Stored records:
-------
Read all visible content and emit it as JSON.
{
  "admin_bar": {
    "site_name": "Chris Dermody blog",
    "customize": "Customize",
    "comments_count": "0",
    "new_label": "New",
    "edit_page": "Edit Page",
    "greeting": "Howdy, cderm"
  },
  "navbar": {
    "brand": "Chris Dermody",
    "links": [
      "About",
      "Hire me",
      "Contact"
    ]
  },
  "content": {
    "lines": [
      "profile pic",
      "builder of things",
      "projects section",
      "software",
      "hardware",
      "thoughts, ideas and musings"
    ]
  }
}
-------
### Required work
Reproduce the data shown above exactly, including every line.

### Exercise response
Read all visible content and emit it as JSON.
{
  "admin_bar": {
    "site_name": "Chris Dermody blog",
    "customize": "Customize",
    "comments_count": "0",
    "new_label": "New",
    "edit_page": "Edit Page",
    "greeting": "Howdy, cderm"
  },
  "navbar": {
    "brand": "Chris Dermody",
    "links": [
      "About",
      "Hire me",
      "Contact"
    ]
  },
  "content": {
    "lines": [
      "profile pic",
      "builder of things",
      "projects section",
      "software",
      "hardware",
      "thoughts, ideas and musings"
    ]
  }
}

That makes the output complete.